Work task:
From the first line to the last, give the records again exactly.

Records from a data collection:
* * * * * * * * *

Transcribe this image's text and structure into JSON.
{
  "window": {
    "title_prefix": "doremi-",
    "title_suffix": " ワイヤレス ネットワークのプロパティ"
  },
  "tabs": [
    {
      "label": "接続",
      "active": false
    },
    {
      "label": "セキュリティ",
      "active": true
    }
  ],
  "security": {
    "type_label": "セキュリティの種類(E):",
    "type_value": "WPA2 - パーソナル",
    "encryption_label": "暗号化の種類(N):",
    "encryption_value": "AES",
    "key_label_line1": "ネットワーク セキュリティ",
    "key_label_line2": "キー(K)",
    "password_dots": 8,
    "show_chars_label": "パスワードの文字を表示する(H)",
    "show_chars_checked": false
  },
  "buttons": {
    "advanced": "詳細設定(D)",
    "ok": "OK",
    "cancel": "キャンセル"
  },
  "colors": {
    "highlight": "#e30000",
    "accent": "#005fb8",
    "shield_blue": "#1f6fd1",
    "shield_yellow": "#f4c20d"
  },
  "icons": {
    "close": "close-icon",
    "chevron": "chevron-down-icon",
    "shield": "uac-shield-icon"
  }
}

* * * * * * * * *

Task output:
Transcribe this image's text and structure into JSON.
{
  "window": {
    "title_prefix": "doremi-",
    "title_suffix": " ワイヤレス ネットワークのプロパティ"
  },
  "tabs": [
    {
      "label": "接続",
      "active": false
    },
    {
      "label": "セキュリティ",
      "active": true
    }
  ],
  "security": {
    "type_label": "セキュリティの種類(E):",
    "type_value": "WPA2 - パーソナル",
    "encryption_label": "暗号化の種類(N):",
    "encryption_value": "AES",
    "key_label_line1": "ネットワーク セキュリティ",
    "key_label_line2": "キー(K)",
    "password_dots": 8,
    "show_chars_label": "パスワードの文字を表示する(H)",
    "show_chars_checked": false
  },
  "buttons": {
    "advanced": "詳細設定(D)",
    "ok": "OK",
    "cancel": "キャンセル"
  },
  "colors": {
    "highlight": "#e30000",
    "accent": "#005fb8",
    "shield_blue": "#1f6fd1",
    "shield_yellow": "#f4c20d"
  },
  "icons": {
    "close": "close-icon",
    "chevron": "chevron-down-icon",
    "shield": "uac-shield-icon"
  }
}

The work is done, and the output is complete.